> **What you are asked to do**
Copy out every record precisely.

------------------------------------

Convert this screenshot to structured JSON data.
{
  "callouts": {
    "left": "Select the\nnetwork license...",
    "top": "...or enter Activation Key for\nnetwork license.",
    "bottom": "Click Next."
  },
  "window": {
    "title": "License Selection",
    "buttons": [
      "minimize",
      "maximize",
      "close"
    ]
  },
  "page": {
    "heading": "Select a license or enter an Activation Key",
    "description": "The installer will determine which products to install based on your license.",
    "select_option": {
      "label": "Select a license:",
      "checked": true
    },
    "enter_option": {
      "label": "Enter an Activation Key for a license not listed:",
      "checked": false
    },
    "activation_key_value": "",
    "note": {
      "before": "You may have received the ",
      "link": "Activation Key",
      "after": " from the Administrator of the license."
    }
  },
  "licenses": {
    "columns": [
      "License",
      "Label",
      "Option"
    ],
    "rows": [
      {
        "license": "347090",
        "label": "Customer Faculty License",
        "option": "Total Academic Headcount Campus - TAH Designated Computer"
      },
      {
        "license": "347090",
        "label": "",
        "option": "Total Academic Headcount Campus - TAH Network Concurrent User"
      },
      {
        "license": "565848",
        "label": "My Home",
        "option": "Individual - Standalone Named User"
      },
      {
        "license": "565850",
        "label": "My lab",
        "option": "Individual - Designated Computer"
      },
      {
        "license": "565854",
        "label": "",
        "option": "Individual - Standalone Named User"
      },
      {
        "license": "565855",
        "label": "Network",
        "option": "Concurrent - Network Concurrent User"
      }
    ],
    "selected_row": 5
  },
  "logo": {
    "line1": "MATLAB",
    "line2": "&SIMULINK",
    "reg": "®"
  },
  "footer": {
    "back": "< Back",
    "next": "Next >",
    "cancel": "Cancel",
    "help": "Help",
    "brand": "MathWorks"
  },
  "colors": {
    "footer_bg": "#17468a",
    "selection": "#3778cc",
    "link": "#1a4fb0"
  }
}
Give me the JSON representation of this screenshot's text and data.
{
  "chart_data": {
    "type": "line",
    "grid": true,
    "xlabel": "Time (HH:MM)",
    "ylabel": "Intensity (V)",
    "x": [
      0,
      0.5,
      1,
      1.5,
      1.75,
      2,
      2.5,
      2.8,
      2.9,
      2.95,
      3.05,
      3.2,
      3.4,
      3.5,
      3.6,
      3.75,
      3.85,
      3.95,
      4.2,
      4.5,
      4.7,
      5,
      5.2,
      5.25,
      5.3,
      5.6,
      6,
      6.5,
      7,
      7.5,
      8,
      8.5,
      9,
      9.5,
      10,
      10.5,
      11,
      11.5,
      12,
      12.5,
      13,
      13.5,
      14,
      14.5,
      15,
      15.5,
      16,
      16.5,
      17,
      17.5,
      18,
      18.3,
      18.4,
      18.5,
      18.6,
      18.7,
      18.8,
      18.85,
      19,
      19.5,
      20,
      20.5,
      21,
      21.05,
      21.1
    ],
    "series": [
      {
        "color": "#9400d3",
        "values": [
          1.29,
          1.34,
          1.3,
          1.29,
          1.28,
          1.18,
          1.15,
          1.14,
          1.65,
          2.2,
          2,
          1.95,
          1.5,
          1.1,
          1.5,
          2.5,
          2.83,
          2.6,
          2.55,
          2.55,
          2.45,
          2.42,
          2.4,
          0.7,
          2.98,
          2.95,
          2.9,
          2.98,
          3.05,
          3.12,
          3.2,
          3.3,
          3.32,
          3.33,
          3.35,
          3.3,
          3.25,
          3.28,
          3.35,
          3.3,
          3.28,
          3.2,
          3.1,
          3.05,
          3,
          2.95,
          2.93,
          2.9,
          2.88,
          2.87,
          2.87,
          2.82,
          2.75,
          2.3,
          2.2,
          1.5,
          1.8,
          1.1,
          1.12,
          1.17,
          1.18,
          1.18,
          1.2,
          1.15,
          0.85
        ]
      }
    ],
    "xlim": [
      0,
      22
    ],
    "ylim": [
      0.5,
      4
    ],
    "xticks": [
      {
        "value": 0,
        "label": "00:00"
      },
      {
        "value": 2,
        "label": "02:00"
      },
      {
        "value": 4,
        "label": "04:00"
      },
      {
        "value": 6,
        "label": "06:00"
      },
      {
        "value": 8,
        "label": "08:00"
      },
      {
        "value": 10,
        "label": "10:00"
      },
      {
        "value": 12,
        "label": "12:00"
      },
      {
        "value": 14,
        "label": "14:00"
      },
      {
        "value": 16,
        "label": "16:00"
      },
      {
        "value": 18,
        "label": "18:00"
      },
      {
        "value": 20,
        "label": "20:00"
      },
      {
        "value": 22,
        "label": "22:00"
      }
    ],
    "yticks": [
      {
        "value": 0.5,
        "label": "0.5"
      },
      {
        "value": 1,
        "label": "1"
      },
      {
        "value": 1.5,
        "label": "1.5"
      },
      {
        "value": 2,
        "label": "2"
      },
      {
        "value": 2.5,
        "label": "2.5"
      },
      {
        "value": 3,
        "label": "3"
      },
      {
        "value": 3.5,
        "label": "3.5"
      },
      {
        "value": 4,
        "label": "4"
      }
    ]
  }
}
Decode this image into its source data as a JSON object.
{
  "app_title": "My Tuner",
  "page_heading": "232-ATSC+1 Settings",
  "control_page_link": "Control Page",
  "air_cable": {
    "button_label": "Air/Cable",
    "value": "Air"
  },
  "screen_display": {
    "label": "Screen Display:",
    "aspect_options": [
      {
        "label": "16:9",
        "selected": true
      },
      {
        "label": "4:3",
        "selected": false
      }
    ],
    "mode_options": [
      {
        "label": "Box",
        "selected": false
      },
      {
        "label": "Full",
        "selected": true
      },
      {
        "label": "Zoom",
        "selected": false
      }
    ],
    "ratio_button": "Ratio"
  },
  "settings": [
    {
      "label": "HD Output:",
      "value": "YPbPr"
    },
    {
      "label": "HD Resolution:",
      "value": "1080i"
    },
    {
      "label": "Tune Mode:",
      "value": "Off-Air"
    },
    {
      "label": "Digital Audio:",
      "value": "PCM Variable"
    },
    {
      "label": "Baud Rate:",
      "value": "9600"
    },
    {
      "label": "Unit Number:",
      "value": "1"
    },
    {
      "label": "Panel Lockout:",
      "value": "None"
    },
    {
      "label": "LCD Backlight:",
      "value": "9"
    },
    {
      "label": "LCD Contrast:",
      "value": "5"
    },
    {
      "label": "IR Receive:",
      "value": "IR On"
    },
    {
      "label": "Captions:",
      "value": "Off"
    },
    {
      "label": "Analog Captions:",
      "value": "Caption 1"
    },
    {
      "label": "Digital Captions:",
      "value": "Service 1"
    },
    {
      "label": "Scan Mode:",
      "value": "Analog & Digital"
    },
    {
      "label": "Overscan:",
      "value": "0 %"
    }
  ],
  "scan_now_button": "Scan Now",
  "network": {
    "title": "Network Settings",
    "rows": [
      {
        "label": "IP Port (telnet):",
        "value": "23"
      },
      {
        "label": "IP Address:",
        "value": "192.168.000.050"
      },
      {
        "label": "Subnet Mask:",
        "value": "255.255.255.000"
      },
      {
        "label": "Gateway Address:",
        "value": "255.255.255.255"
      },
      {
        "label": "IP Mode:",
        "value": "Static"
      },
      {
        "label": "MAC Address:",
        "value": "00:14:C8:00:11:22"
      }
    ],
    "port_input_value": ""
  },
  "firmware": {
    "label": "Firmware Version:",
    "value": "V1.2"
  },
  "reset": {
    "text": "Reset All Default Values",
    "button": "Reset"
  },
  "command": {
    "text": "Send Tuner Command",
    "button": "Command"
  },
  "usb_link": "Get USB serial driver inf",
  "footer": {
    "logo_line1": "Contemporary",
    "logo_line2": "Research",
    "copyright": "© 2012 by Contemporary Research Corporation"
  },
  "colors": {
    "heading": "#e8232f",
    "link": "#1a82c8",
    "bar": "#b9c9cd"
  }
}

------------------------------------

> **Result of this exercise**
Convert this screenshot to structured JSON data.
{
  "callouts": {
    "left": "Select the\nnetwork license...",
    "top": "...or enter Activation Key for\nnetwork license.",
    "bottom": "Click Next."
  },
  "window": {
    "title": "License Selection",
    "buttons": [
      "minimize",
      "maximize",
      "close"
    ]
  },
  "page": {
    "heading": "Select a license or enter an Activation Key",
    "description": "The installer will determine which products to install based on your license.",
    "select_option": {
      "label": "Select a license:",
      "checked": true
    },
    "enter_option": {
      "label": "Enter an Activation Key for a license not listed:",
      "checked": false
    },
    "activation_key_value": "",
    "note": {
      "before": "You may have received the ",
      "link": "Activation Key",
      "after": " from the Administrator of the license."
    }
  },
  "licenses": {
    "columns": [
      "License",
      "Label",
      "Option"
    ],
    "rows": [
      {
        "license": "347090",
        "label": "Customer Faculty License",
        "option": "Total Academic Headcount Campus - TAH Designated Computer"
      },
      {
        "license": "347090",
        "label": "",
        "option": "Total Academic Headcount Campus - TAH Network Concurrent User"
      },
      {
        "license": "565848",
        "label": "My Home",
        "option": "Individual - Standalone Named User"
      },
      {
        "license": "565850",
        "label": "My lab",
        "option": "Individual - Designated Computer"
      },
      {
        "license": "565854",
        "label": "",
        "option": "Individual - Standalone Named User"
      },
      {
        "license": "565855",
        "label": "Network",
        "option": "Concurrent - Network Concurrent User"
      }
    ],
    "selected_row": 5
  },
  "logo": {
    "line1": "MATLAB",
    "line2": "&SIMULINK",
    "reg": "®"
  },
  "footer": {
    "back": "< Back",
    "next": "Next >",
    "cancel": "Cancel",
    "help": "Help",
    "brand": "MathWorks"
  },
  "colors": {
    "footer_bg": "#17468a",
    "selection": "#3778cc",
    "link": "#1a4fb0"
  }
}
Give me the JSON representation of this screenshot's text and data.
{
  "chart_data": {
    "type": "line",
    "grid": true,
    "xlabel": "Time (HH:MM)",
    "ylabel": "Intensity (V)",
    "x": [
      0,
      0.5,
      1,
      1.5,
      1.75,
      2,
      2.5,
      2.8,
      2.9,
      2.95,
      3.05,
      3.2,
      3.4,
      3.5,
      3.6,
      3.75,
      3.85,
      3.95,
      4.2,
      4.5,
      4.7,
      5,
      5.2,
      5.25,
      5.3,
      5.6,
      6,
      6.5,
      7,
      7.5,
      8,
      8.5,
      9,
      9.5,
      10,
      10.5,
      11,
      11.5,
      12,
      12.5,
      13,
      13.5,
      14,
      14.5,
      15,
      15.5,
      16,
      16.5,
      17,
      17.5,
      18,
      18.3,
      18.4,
      18.5,
      18.6,
      18.7,
      18.8,
      18.85,
      19,
      19.5,
      20,
      20.5,
      21,
      21.05,
      21.1
    ],
    "series": [
      {
        "color": "#9400d3",
        "values": [
          1.29,
          1.34,
          1.3,
          1.29,
          1.28,
          1.18,
          1.15,
          1.14,
          1.65,
          2.2,
          2,
          1.95,
          1.5,
          1.1,
          1.5,
          2.5,
          2.83,
          2.6,
          2.55,
          2.55,
          2.45,
          2.42,
          2.4,
          0.7,
          2.98,
          2.95,
          2.9,
          2.98,
          3.05,
          3.12,
          3.2,
          3.3,
          3.32,
          3.33,
          3.35,
          3.3,
          3.25,
          3.28,
          3.35,
          3.3,
          3.28,
          3.2,
          3.1,
          3.05,
          3,
          2.95,
          2.93,
          2.9,
          2.88,
          2.87,
          2.87,
          2.82,
          2.75,
          2.3,
          2.2,
          1.5,
          1.8,
          1.1,
          1.12,
          1.17,
          1.18,
          1.18,
          1.2,
          1.15,
          0.85
        ]
      }
    ],
    "xlim": [
      0,
      22
    ],
    "ylim": [
      0.5,
      4
    ],
    "xticks": [
      {
        "value": 0,
        "label": "00:00"
      },
      {
        "value": 2,
        "label": "02:00"
      },
      {
        "value": 4,
        "label": "04:00"
      },
      {
        "value": 6,
        "label": "06:00"
      },
      {
        "value": 8,
        "label": "08:00"
      },
      {
        "value": 10,
        "label": "10:00"
      },
      {
        "value": 12,
        "label": "12:00"
      },
      {
        "value": 14,
        "label": "14:00"
      },
      {
        "value": 16,
        "label": "16:00"
      },
      {
        "value": 18,
        "label": "18:00"
      },
      {
        "value": 20,
        "label": "20:00"
      },
      {
        "value": 22,
        "label": "22:00"
      }
    ],
    "yticks": [
      {
        "value": 0.5,
        "label": "0.5"
      },
      {
        "value": 1,
        "label": "1"
      },
      {
        "value": 1.5,
        "label": "1.5"
      },
      {
        "value": 2,
        "label": "2"
      },
      {
        "value": 2.5,
        "label": "2.5"
      },
      {
        "value": 3,
        "label": "3"
      },
      {
        "value": 3.5,
        "label": "3.5"
      },
      {
        "value": 4,
        "label": "4"
      }
    ]
  }
}
Decode this image into its source data as a JSON object.
{
  "app_title": "My Tuner",
  "page_heading": "232-ATSC+1 Settings",
  "control_page_link": "Control Page",
  "air_cable": {
    "button_label": "Air/Cable",
    "value": "Air"
  },
  "screen_display": {
    "label": "Screen Display:",
    "aspect_options": [
      {
        "label": "16:9",
        "selected": true
      },
      {
        "label": "4:3",
        "selected": false
      }
    ],
    "mode_options": [
      {
        "label": "Box",
        "selected": false
      },
      {
        "label": "Full",
        "selected": true
      },
      {
        "label": "Zoom",
        "selected": false
      }
    ],
    "ratio_button": "Ratio"
  },
  "settings": [
    {
      "label": "HD Output:",
      "value": "YPbPr"
    },
    {
      "label": "HD Resolution:",
      "value": "1080i"
    },
    {
      "label": "Tune Mode:",
      "value": "Off-Air"
    },
    {
      "label": "Digital Audio:",
      "value": "PCM Variable"
    },
    {
      "label": "Baud Rate:",
      "value": "9600"
    },
    {
      "label": "Unit Number:",
      "value": "1"
    },
    {
      "label": "Panel Lockout:",
      "value": "None"
    },
    {
      "label": "LCD Backlight:",
      "value": "9"
    },
    {
      "label": "LCD Contrast:",
      "value": "5"
    },
    {
      "label": "IR Receive:",
      "value": "IR On"
    },
    {
      "label": "Captions:",
      "value": "Off"
    },
    {
      "label": "Analog Captions:",
      "value": "Caption 1"
    },
    {
      "label": "Digital Captions:",
      "value": "Service 1"
    },
    {
      "label": "Scan Mode:",
      "value": "Analog & Digital"
    },
    {
      "label": "Overscan:",
      "value": "0 %"
    }
  ],
  "scan_now_button": "Scan Now",
  "network": {
    "title": "Network Settings",
    "rows": [
      {
        "label": "IP Port (telnet):",
        "value": "23"
      },
      {
        "label": "IP Address:",
        "value": "192.168.000.050"
      },
      {
        "label": "Subnet Mask:",
        "value": "255.255.255.000"
      },
      {
        "label": "Gateway Address:",
        "value": "255.255.255.255"
      },
      {
        "label": "IP Mode:",
        "value": "Static"
      },
      {
        "label": "MAC Address:",
        "value": "00:14:C8:00:11:22"
      }
    ],
    "port_input_value": ""
  },
  "firmware": {
    "label": "Firmware Version:",
    "value": "V1.2"
  },
  "reset": {
    "text": "Reset All Default Values",
    "button": "Reset"
  },
  "command": {
    "text": "Send Tuner Command",
    "button": "Command"
  },
  "usb_link": "Get USB serial driver inf",
  "footer": {
    "logo_line1": "Contemporary",
    "logo_line2": "Research",
    "copyright": "© 2012 by Contemporary Research Corporation"
  },
  "colors": {
    "heading": "#e8232f",
    "link": "#1a82c8",
    "bar": "#b9c9cd"
  }
}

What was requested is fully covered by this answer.